React Native vs Kotlin: Popularity
Rumbling about numbers all day is interesting but….
Who is buying the hype?
When comparing Kotlin vs React Native popularity, I wanted to look into which big tech companies are using either of these technologies to build their Android apps.
React Native is already being used many big tech including: Facebook(obviously), Facebook Ads, Bloomberg, AirBnB, UberEats, Instagram, Gyroscope, Mintra, Discord, Discovery VR, Townske, SoundCloud Pulse, Wix & Walmart.
Kotlin is also being used for Android development by many companies including: Pinterest, Uber, Trello, KickStarter, Coursera, Corda, Capital One, Evernote, BaseCamp 3, Netflix, Amazon, Twidere for Twitter, Shadowsocks & KotlinConf app.
All of these apps have sizeable users and great functionalities.
So, who can argue against that?
Raise your hand!
I’d also look at the comparison of React Native vs Kotlin popularity in terms of the demand for the developers.
So I went ahead and checked for jobs online that require theses skills and found 1,996 Kotlin jobs on Indeed.com as well as 3,046 React Native jobs on Indeed.com that mentioned these skills are a requirement.
The React Native numbers are still higher than Kotlin.
But, hey, who said they were supposed to be the same?
I see some developers argue that the demand for Kotlin developers is still very low compared to React Native developers for Android apps.
Them numbers speaks for themselves… Kotlin developers are in high demand.
So in my opinion the demand for both Kotlin and React Native developers is at an all time high.
The question might then be…
Is there enough supply of Kotlin developers to fill this market gap?
Which one is best for Android development?
Now that we’ve compared React Native with Kotlin in details…
Do you feel empowered enough to make a choice for yourself between Kotlin vs React Native for Android app development?
If not, here are 3 reasons why I think Kotlin is the best for Android compared to RN.

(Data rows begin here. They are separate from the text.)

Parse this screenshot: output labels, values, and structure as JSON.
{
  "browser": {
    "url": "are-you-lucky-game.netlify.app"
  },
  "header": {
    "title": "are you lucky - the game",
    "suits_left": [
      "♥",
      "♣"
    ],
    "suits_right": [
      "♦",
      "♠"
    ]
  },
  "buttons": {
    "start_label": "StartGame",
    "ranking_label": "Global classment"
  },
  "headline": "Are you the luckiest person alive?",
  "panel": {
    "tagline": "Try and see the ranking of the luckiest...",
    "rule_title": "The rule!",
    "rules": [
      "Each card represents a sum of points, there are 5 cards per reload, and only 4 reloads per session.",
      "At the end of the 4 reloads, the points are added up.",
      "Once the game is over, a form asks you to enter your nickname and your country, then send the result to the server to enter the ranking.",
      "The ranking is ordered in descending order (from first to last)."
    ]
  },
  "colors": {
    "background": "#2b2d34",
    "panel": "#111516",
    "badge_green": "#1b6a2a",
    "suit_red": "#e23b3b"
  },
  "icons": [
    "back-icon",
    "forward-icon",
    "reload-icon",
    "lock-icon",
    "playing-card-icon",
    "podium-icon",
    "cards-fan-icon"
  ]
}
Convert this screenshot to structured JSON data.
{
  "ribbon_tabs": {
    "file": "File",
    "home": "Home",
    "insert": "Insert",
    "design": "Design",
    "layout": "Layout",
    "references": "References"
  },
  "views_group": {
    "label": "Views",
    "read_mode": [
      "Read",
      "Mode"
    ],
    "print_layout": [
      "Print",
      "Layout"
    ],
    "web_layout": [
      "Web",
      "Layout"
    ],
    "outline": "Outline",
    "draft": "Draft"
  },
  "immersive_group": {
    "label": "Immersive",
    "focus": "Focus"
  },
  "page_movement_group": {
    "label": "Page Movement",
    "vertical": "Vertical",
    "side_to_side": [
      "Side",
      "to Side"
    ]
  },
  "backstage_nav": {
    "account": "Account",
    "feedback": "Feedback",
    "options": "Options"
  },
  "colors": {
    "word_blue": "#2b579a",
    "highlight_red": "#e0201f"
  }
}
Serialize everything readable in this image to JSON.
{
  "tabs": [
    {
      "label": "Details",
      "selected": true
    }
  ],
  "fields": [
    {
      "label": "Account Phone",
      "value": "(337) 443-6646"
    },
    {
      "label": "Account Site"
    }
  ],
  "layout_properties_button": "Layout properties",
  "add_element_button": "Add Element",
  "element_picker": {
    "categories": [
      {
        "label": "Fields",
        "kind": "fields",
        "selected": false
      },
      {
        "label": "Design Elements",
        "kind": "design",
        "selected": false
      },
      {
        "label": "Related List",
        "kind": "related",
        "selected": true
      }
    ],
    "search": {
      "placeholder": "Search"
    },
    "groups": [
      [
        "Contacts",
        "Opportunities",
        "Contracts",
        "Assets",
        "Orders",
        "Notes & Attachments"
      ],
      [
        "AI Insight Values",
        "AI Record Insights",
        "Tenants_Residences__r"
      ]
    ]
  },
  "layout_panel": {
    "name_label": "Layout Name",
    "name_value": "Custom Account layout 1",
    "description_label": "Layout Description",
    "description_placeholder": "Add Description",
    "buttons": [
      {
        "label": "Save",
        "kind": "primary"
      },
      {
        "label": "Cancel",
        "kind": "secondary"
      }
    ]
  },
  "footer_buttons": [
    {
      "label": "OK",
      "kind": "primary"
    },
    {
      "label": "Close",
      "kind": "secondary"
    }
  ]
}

1. It offers a mature language and environment
The Kotlin language underwent a lot of multiple testing even before it was released back in the year 2011.
It means you’ll hardly encounter any problems while working with Kotlin, as everything works as expected.

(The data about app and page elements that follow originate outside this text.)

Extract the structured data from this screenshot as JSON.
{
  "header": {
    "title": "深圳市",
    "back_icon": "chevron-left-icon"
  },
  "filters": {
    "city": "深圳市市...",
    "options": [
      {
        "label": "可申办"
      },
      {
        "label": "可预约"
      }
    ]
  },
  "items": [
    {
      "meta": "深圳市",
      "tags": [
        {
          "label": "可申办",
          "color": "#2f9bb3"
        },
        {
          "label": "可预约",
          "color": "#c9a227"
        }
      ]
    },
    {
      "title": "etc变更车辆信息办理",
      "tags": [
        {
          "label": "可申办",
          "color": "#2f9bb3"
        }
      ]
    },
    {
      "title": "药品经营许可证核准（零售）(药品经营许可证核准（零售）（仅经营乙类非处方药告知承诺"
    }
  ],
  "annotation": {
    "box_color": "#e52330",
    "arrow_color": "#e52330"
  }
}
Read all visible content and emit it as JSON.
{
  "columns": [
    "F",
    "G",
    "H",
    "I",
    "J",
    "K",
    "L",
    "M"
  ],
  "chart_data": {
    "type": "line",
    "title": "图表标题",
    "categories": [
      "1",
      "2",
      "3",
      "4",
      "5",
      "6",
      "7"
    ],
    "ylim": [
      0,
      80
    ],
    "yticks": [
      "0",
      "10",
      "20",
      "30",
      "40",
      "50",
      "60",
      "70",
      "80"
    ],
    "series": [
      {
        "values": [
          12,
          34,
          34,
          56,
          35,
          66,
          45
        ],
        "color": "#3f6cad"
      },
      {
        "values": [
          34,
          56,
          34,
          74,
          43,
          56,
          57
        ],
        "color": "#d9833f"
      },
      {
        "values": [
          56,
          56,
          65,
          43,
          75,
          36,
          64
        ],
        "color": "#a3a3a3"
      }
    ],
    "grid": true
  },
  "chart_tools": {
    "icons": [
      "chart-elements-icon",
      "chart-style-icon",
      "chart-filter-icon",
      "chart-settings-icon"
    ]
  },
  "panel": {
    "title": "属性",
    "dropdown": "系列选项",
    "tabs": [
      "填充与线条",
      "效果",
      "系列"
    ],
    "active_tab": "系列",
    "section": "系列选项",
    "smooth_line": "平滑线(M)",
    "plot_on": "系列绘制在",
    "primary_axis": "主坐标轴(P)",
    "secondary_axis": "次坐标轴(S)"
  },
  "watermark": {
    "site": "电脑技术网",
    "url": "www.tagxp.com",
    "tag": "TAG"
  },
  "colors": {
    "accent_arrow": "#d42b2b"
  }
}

I wouldn’t say the same for React Native.
2. It makes Android development much fun and easier
The Kotlin language comes with simplicity, conciseness mixed with power.
Apart from fast compilation times, the library you need to write your Kotlin Android apps is pretty small, which leads to a lower method count
Would you confirm that for me with React Native?
3. Many big tech companies already use it in production
Pinterest and Basecamp already moved their Android code to Kotlin.
The official Kotlin website also presents a growing list of companies that are implementing Kotlin without any problems.
While the same is true with RN, this confirms that Kotlin is a real deal too.
The talk between cross platform and native mobile app development is a whole debate for another day.
I have written another article comparing hybrid vs native app development.
For the sake of this Kotlin vs React Native comparison, however, I think the best way to get to know which platform works for you is to try it.
React Native is no longer dominant when it comes to mobile app development.
Languages like Kotlin, have come out strongly to challenge the dominance of React Native when it comes to Android app development.
Additionally, the JetBrains team is working day and night on the Kotlin multi-platform project.
If this works out, choosing Kotlin for mobile app development will be a no brainer…
Or will it?
Let’s wait and see.
In the meantime, have you used either Kotlin or React Native for Android app development before?
Please share your experience in the comments below.